Reply To: Therapy for ODD

Penny Williams

Kids with ADHD (and autism) often dislike being questioned. My own son won’t do family dinners anymore because he hates being questioned about his day (he’s about to turn 15, ADHD and autism). Homework causes a lot of arguments for us. If I don’t check that he did it, he won’t do it or he’ll try to get away with not completing it or not fulfilling the instructions entirely. I only check that it was done though, not the content — that helps to avoid a lot of arguments.

There’s a lot of finesse to Ross Greene’s collaborative problem solving (what he teaches in The Explosive Child). Here’s a free replay of an awesome webinar he did with ADDitude on parenting kids with ODD and ADHD:

Free Webinar Replay: ODD and ADHD: Strategies for Parenting Defiant Children

You didn’t offer your son’s age, but if he’s 10 or older, Cognitive Behavioral Therapy (CBT) could be really impactful. It’s much more systematic than play therapy (although play therapy can be very effective too).

How Cognitive Behavioral Therapy Works

Parent training can also be very effective.

I know what your son said to you was very hurtful. To survive this special parenthood, you have to learn to not take his behavior personally. His developmental delays, poor frustration tolerance, and weak emotional regulation are the reasons for his outbursts and hurtful actions, not that he actually wants a new mom. In those moments, you have to remind yourself that it’s not his heart talking at that time, but his disorder. I know it’s hard, believe me, but it’s crucial to your own self-care. And, it helps you remain neutral in these situations, which helps his behavior.

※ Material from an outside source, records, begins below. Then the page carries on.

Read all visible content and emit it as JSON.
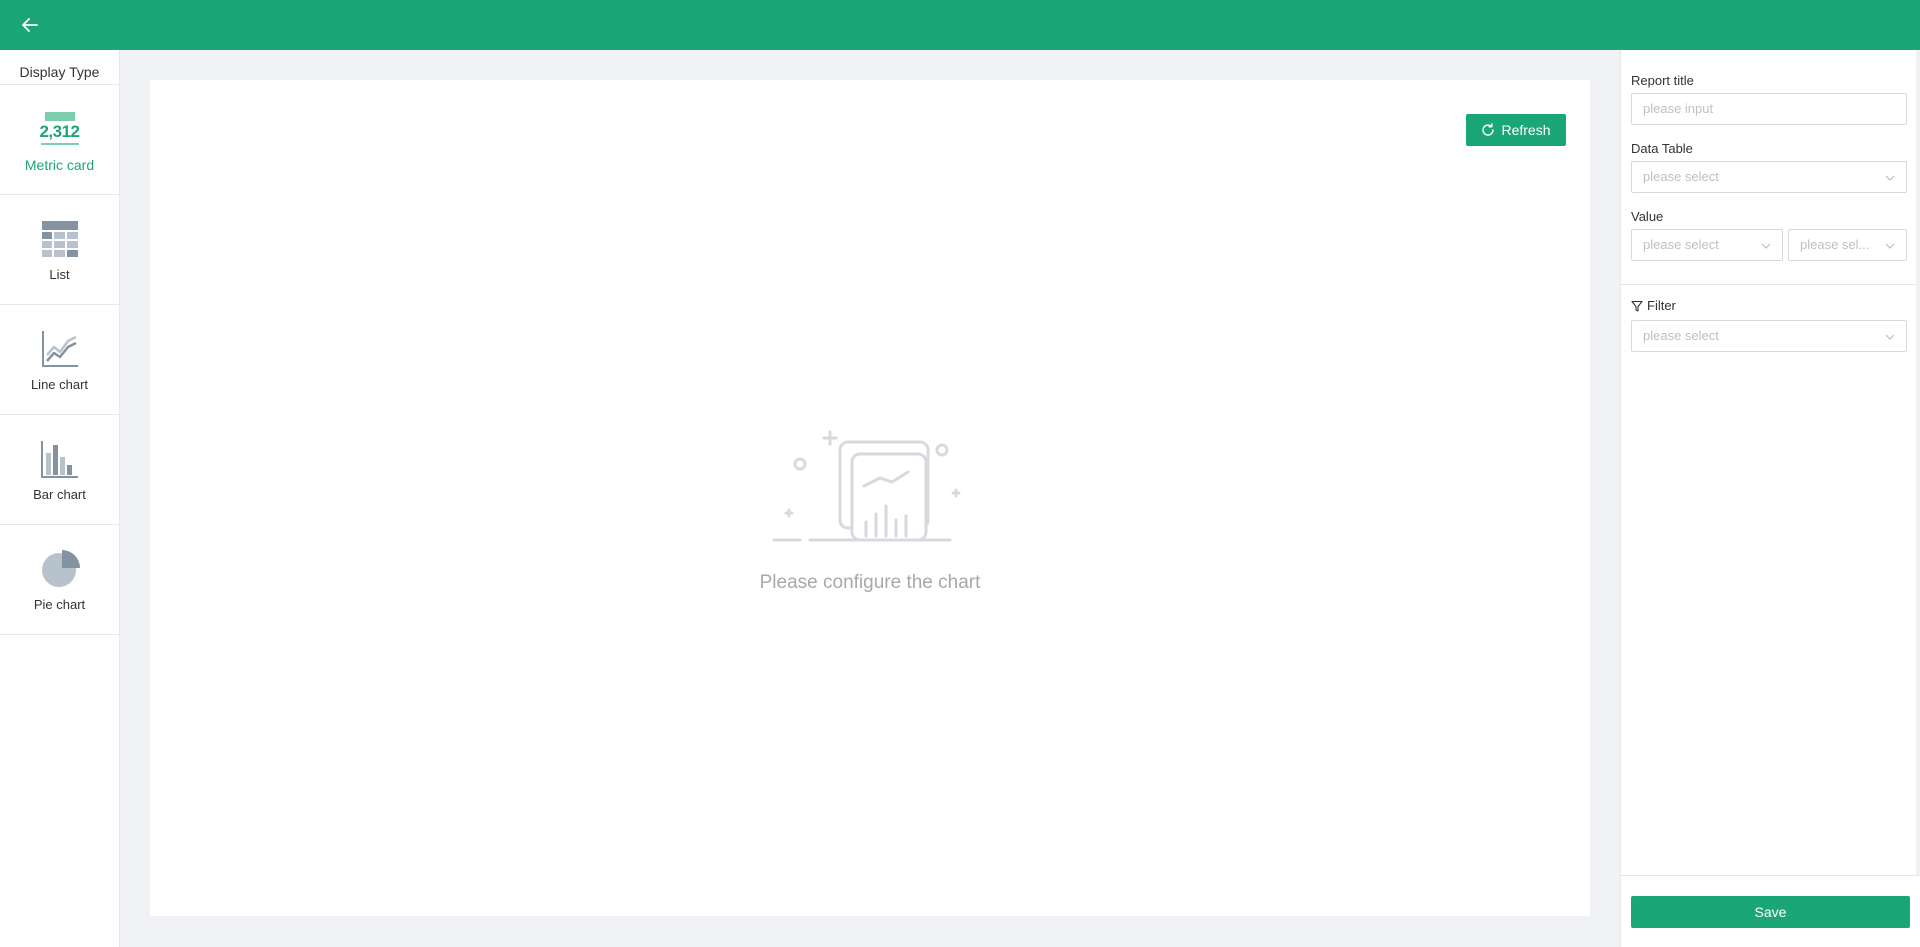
{
  "sidebar": {
    "title": "Display Type",
    "items": [
      {
        "label": "Metric card",
        "active": true,
        "sample_value": "2,312"
      },
      {
        "label": "List"
      },
      {
        "label": "Line chart"
      },
      {
        "label": "Bar chart"
      },
      {
        "label": "Pie chart"
      }
    ]
  },
  "canvas": {
    "refresh_label": "Refresh",
    "empty_text": "Please configure the chart"
  },
  "panel": {
    "report_title_label": "Report title",
    "report_title_placeholder": "please input",
    "data_table_label": "Data Table",
    "data_table_placeholder": "please select",
    "value_label": "Value",
    "value_field_placeholder": "please select",
    "value_agg_placeholder": "please sel...",
    "filter_label": "Filter",
    "filter_placeholder": "please select",
    "save_label": "Save"
  },
  "colors": {
    "brand": "#1ba678",
    "brand_light": "#7ccfae",
    "icon_gray": "#8593a0",
    "icon_light": "#b8c2cc"
  }
}
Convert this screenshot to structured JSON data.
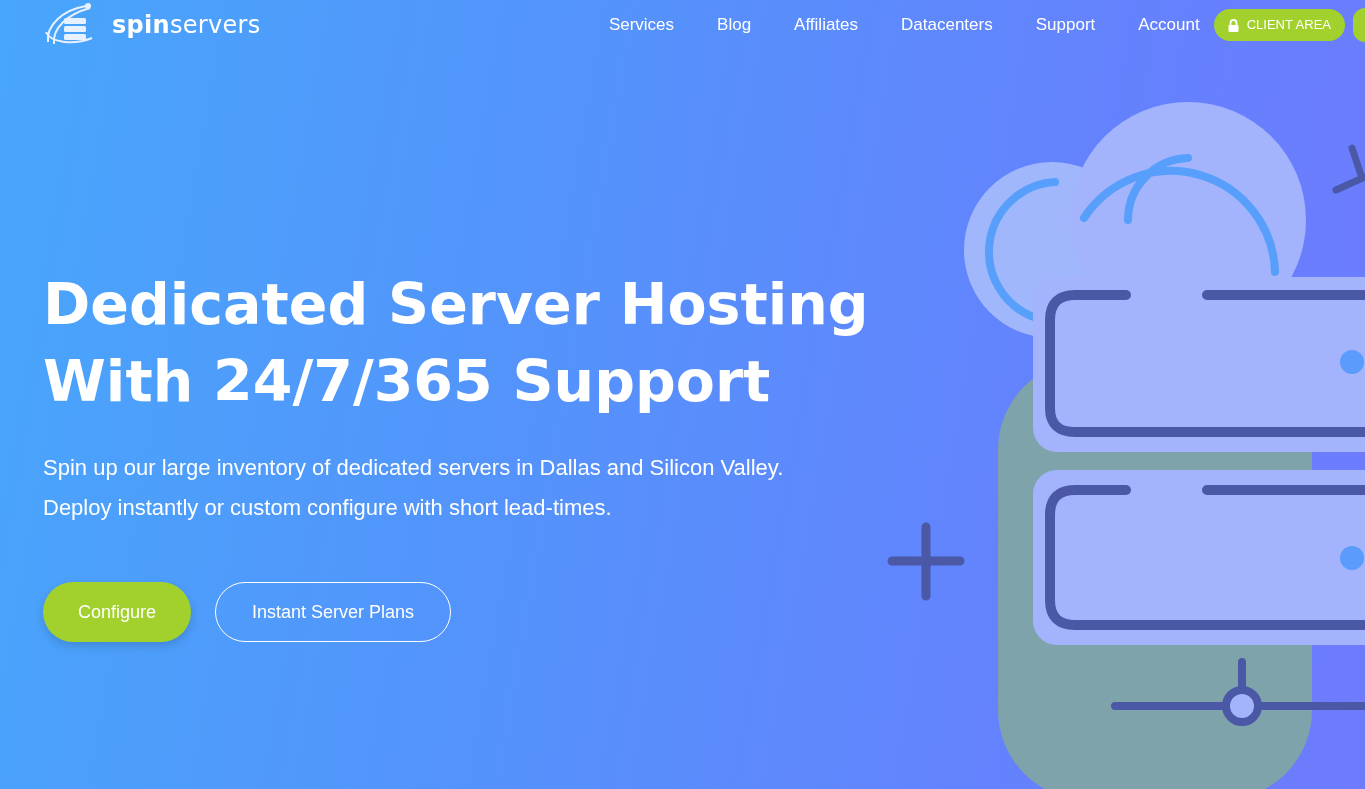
{
  "logo": {
    "text": "**spin**servers"
  },
  "nav": {
    "items": [
      "Services",
      "Blog",
      "Affiliates",
      "Datacenters",
      "Support",
      "Account"
    ],
    "client_button": "CLIENT AREA"
  },
  "hero": {
    "title_lines": [
      "Dedicated Server Hosting",
      "With 24/7/365 Support"
    ],
    "subtitle_lines": [
      "Spin up our large inventory of dedicated servers in Dallas and Silicon Valley.",
      "Deploy instantly or custom configure with short lead-times."
    ],
    "buttons": [
      {
        "label": "Configure",
        "kind": "filled"
      },
      {
        "label": "Instant Server Plans",
        "kind": "outline"
      }
    ]
  }
}
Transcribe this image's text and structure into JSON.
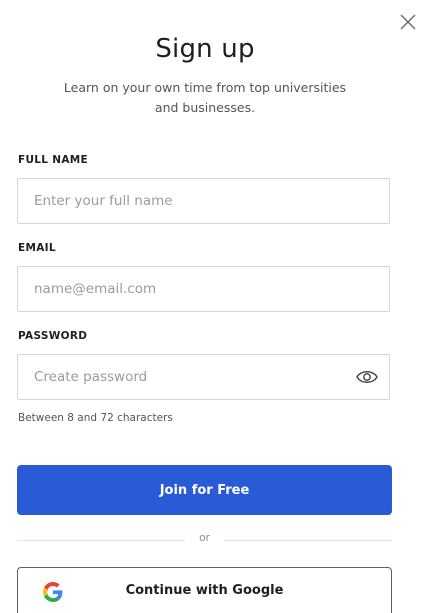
{
  "modal": {
    "title": "Sign up",
    "subtitle": "Learn on your own time from top universities and businesses."
  },
  "form": {
    "full_name": {
      "label": "FULL NAME",
      "placeholder": "Enter your full name",
      "value": ""
    },
    "email": {
      "label": "EMAIL",
      "placeholder": "name@email.com",
      "value": ""
    },
    "password": {
      "label": "PASSWORD",
      "placeholder": "Create password",
      "value": "",
      "hint": "Between 8 and 72 characters"
    }
  },
  "actions": {
    "join_label": "Join for Free",
    "divider_text": "or",
    "google_label": "Continue with Google"
  },
  "icons": {
    "close": "close-icon",
    "eye": "eye-icon",
    "google": "google-logo-icon"
  },
  "colors": {
    "primary": "#2a5bd7",
    "google_blue": "#4285F4",
    "google_red": "#EA4335",
    "google_yellow": "#FBBC05",
    "google_green": "#34A853"
  }
}
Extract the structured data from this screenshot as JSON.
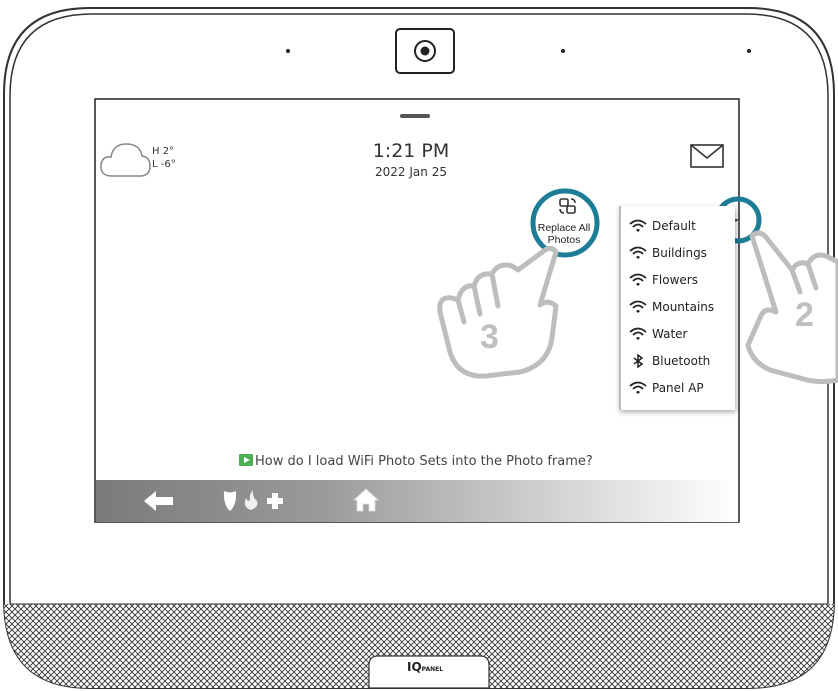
{
  "weather": {
    "high": "H 2°",
    "low": "L -6°",
    "icon": "cloud-icon"
  },
  "clock": {
    "time": "1:21 PM",
    "date": "2022 Jan 25"
  },
  "mail": {
    "icon": "envelope-icon"
  },
  "replace_photos": {
    "label_line1": "Replace All",
    "label_line2": "Photos",
    "icon": "replace-photos-icon"
  },
  "dropdown": {
    "items": [
      {
        "label": "Default",
        "icon": "wifi-icon"
      },
      {
        "label": "Buildings",
        "icon": "wifi-icon"
      },
      {
        "label": "Flowers",
        "icon": "wifi-icon"
      },
      {
        "label": "Mountains",
        "icon": "wifi-icon"
      },
      {
        "label": "Water",
        "icon": "wifi-icon"
      },
      {
        "label": "Bluetooth",
        "icon": "bluetooth-icon"
      },
      {
        "label": "Panel AP",
        "icon": "wifi-icon"
      }
    ]
  },
  "help": {
    "text": "How do I load WiFi Photo Sets into the Photo frame?",
    "icon": "play-video-icon"
  },
  "bottom_bar": {
    "back_icon": "back-arrow-icon",
    "shield_icon": "shield-icon",
    "fire_icon": "fire-icon",
    "plus_icon": "medical-plus-icon",
    "home_icon": "home-icon"
  },
  "steps": {
    "step2": "2",
    "step3": "3"
  },
  "brand": {
    "logo": "IQ",
    "sub": "PANEL"
  },
  "colors": {
    "highlight_ring": "#1e7d96",
    "help_icon": "#4caf50",
    "bar_gray": "#8a8a8a"
  }
}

ADDitude Community Moderator, Author & Mentor on Parenting ADHD, Mom to teen w/ ADHD, LDs, and autism